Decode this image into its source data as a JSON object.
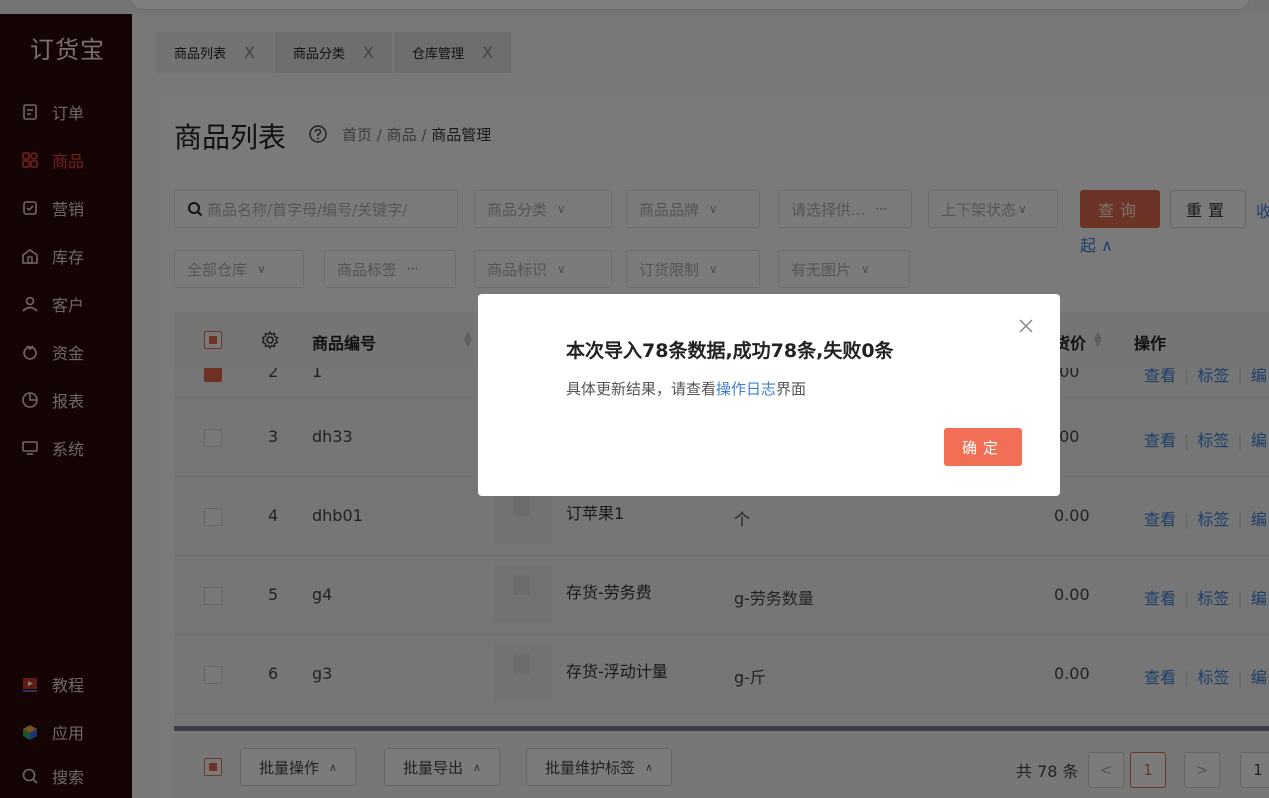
{
  "sidebar": {
    "logo": "订货宝",
    "items": [
      {
        "label": "订单",
        "icon": "order-icon"
      },
      {
        "label": "商品",
        "icon": "goods-icon",
        "active": true
      },
      {
        "label": "营销",
        "icon": "marketing-icon"
      },
      {
        "label": "库存",
        "icon": "inventory-icon"
      },
      {
        "label": "客户",
        "icon": "customer-icon"
      },
      {
        "label": "资金",
        "icon": "funds-icon"
      },
      {
        "label": "报表",
        "icon": "report-icon"
      },
      {
        "label": "系统",
        "icon": "system-icon"
      }
    ],
    "bottom_items": [
      {
        "label": "教程",
        "icon": "tutorial-icon"
      },
      {
        "label": "应用",
        "icon": "apps-icon"
      },
      {
        "label": "搜索",
        "icon": "search-icon"
      }
    ]
  },
  "tabs": [
    {
      "label": "商品列表",
      "close": "X"
    },
    {
      "label": "商品分类",
      "close": "X"
    },
    {
      "label": "仓库管理",
      "close": "X"
    }
  ],
  "page": {
    "title": "商品列表",
    "breadcrumb": {
      "home": "首页",
      "sep": "/",
      "level2": "商品",
      "current": "商品管理"
    }
  },
  "filters": {
    "search_placeholder": "商品名称/首字母/编号/关键字/",
    "category": "商品分类",
    "brand": "商品品牌",
    "supplier": "请选择供...",
    "shelf_status": "上下架状态",
    "warehouse": "全部仓库",
    "tags": "商品标签",
    "identifier": "商品标识",
    "order_limit": "订货限制",
    "has_image": "有无图片",
    "query_label": "查询",
    "reset_label": "重置",
    "collapse_label": "收",
    "collapse_label2": "起 ∧",
    "more_glyph": "···",
    "chevron_glyph": "∨"
  },
  "table": {
    "columns": {
      "code": "商品编号",
      "price": "货价",
      "ops": "操作"
    },
    "partial_row": {
      "num": "2",
      "code": "1",
      "price": ".00",
      "ops": [
        "查看",
        "标签",
        "编"
      ]
    },
    "rows": [
      {
        "num": "3",
        "code": "dh33",
        "name": "",
        "unit": "",
        "price": ".00",
        "ops": [
          "查看",
          "标签",
          "编"
        ]
      },
      {
        "num": "4",
        "code": "dhb01",
        "name": "订苹果1",
        "unit": "个",
        "price": "0.00",
        "ops": [
          "查看",
          "标签",
          "编"
        ]
      },
      {
        "num": "5",
        "code": "g4",
        "name": "存货-劳务费",
        "unit": "g-劳务数量",
        "price": "0.00",
        "ops": [
          "查看",
          "标签",
          "编"
        ]
      },
      {
        "num": "6",
        "code": "g3",
        "name": "存货-浮动计量",
        "unit": "g-斤",
        "price": "0.00",
        "ops": [
          "查看",
          "标签",
          "编"
        ]
      }
    ]
  },
  "footer": {
    "batch_ops": "批量操作",
    "batch_export": "批量导出",
    "batch_tags": "批量维护标签",
    "chevron_up": "∧",
    "total": "共 78 条",
    "prev": "<",
    "current_page": "1",
    "next": ">",
    "jump_partial": "1"
  },
  "modal": {
    "title": "本次导入78条数据,成功78条,失败0条",
    "body_prefix": "具体更新结果，请查看",
    "body_link": "操作日志",
    "body_suffix": "界面",
    "ok_label": "确定"
  },
  "colors": {
    "sidebar_bg": "#290808",
    "accent": "#f26e54",
    "link": "#3b7fd1"
  }
}
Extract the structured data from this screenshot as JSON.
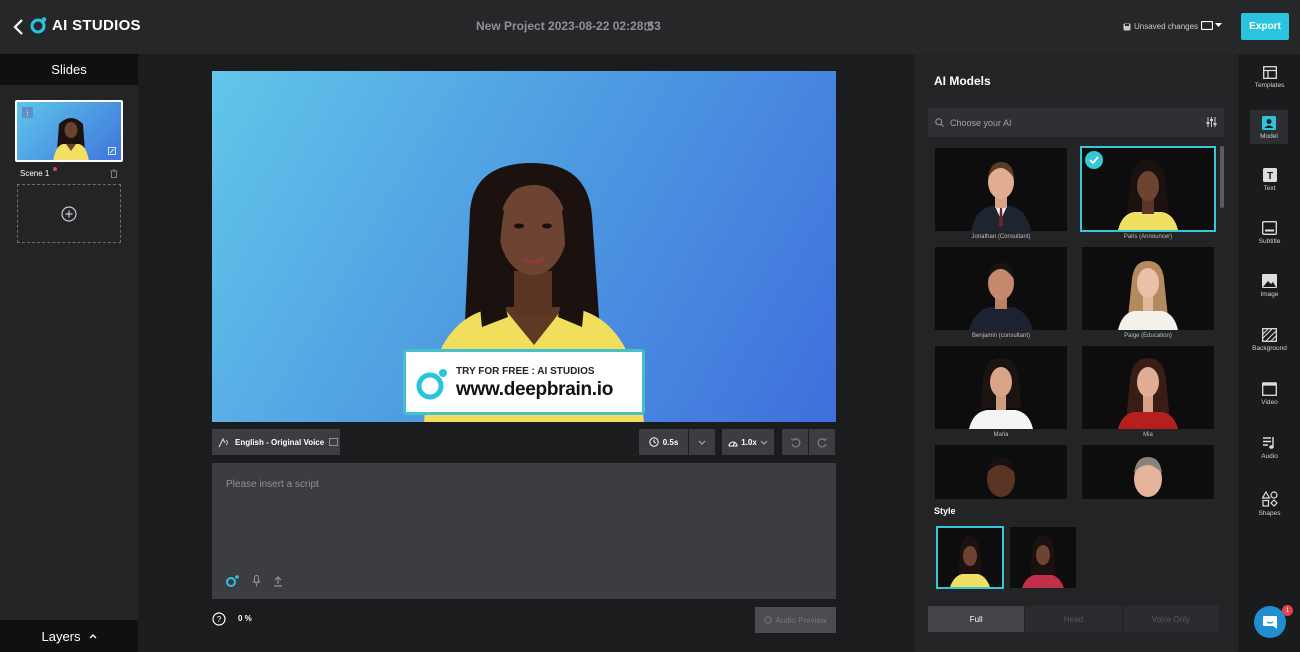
{
  "app": {
    "logo_text": "AI STUDIOS",
    "project_title": "New Project 2023-08-22 02:28:53",
    "unsaved": "Unsaved changes",
    "export_label": "Export"
  },
  "left_panel": {
    "slides_title": "Slides",
    "scene_label": "Scene 1",
    "layers_label": "Layers"
  },
  "canvas": {
    "banner_small": "TRY FOR FREE : AI STUDIOS",
    "banner_big": "www.deepbrain.io"
  },
  "controls": {
    "voice_label": "English - Original Voice",
    "pause_label": "0.5s",
    "speed_label": "1.0x"
  },
  "script": {
    "placeholder": "Please insert a script",
    "progress": "0 %",
    "audio_preview": "Audio Preview"
  },
  "models_panel": {
    "title": "AI Models",
    "search_placeholder": "Choose your AI",
    "models": [
      {
        "name": "Jonathan (Consultant)"
      },
      {
        "name": "Paris (Announcer)"
      },
      {
        "name": "Benjamin (consultant)"
      },
      {
        "name": "Paige (Education)"
      },
      {
        "name": "Maria"
      },
      {
        "name": "Mia"
      }
    ],
    "style_title": "Style",
    "segments": [
      "Full",
      "Head",
      "Voice Only"
    ]
  },
  "rail": {
    "items": [
      {
        "label": "Templates",
        "icon": "templates-icon"
      },
      {
        "label": "Model",
        "icon": "model-icon"
      },
      {
        "label": "Text",
        "icon": "text-icon"
      },
      {
        "label": "Subtitle",
        "icon": "subtitle-icon"
      },
      {
        "label": "Image",
        "icon": "image-icon"
      },
      {
        "label": "Background",
        "icon": "background-icon"
      },
      {
        "label": "Video",
        "icon": "video-icon"
      },
      {
        "label": "Audio",
        "icon": "audio-icon"
      },
      {
        "label": "Shapes",
        "icon": "shapes-icon"
      }
    ]
  },
  "chat": {
    "badge": "1"
  },
  "colors": {
    "accent": "#2bc4df",
    "selection": "#36c8d6"
  }
}
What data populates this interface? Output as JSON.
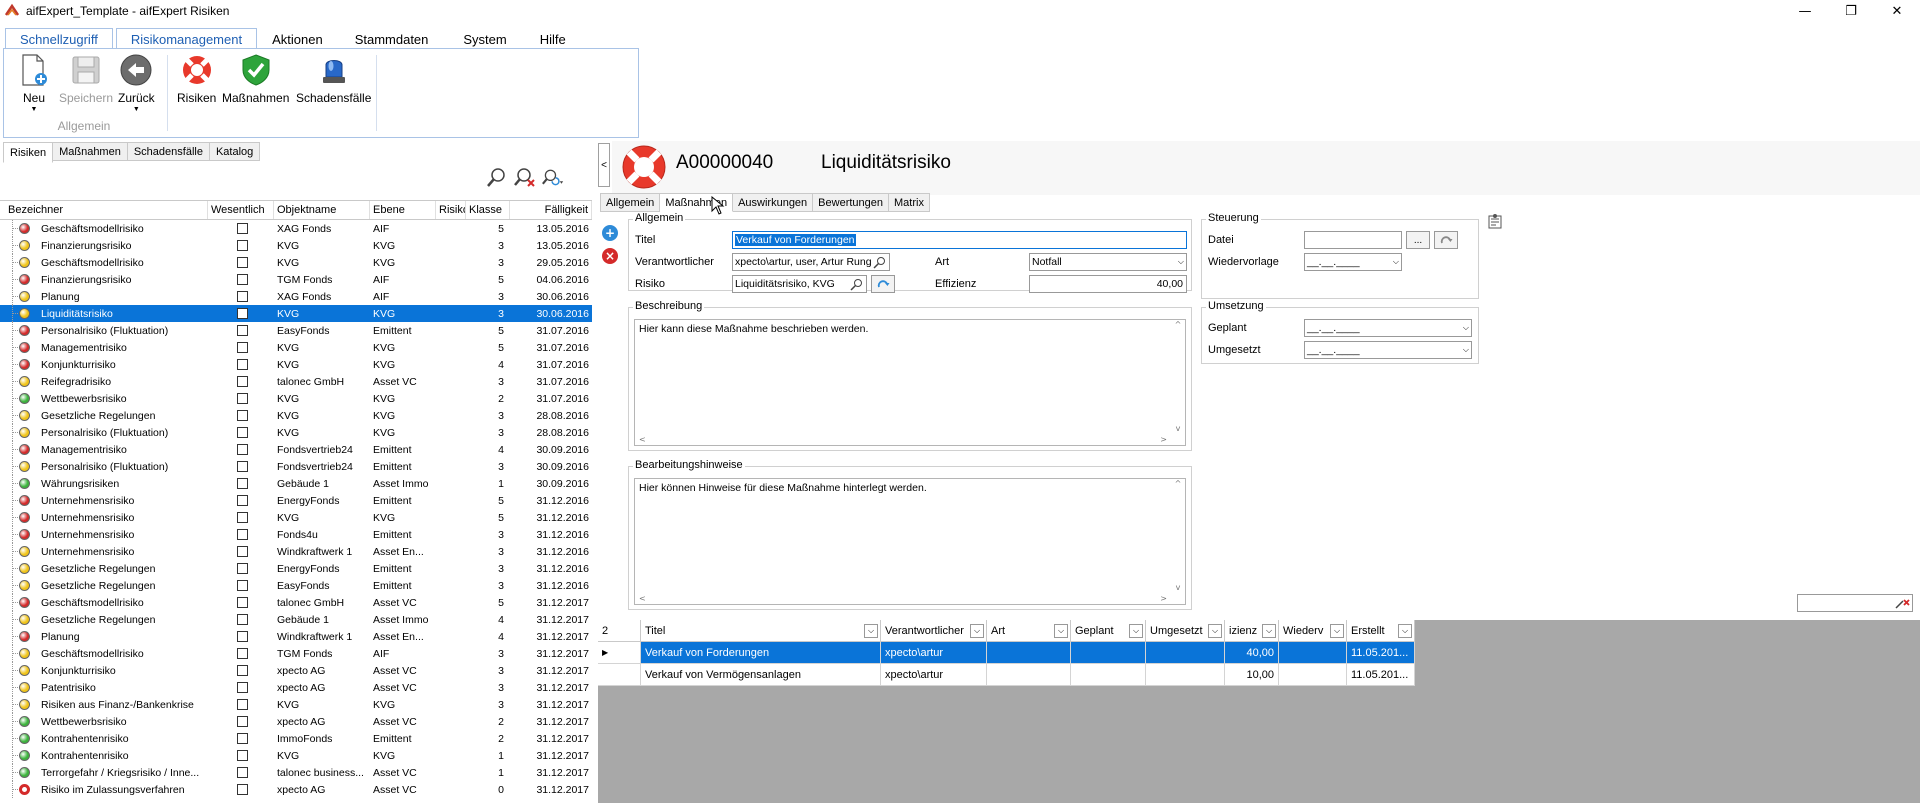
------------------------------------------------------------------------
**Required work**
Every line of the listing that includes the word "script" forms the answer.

**Solution to this task**
  "script": {
    "placeholder": "Please insert a script",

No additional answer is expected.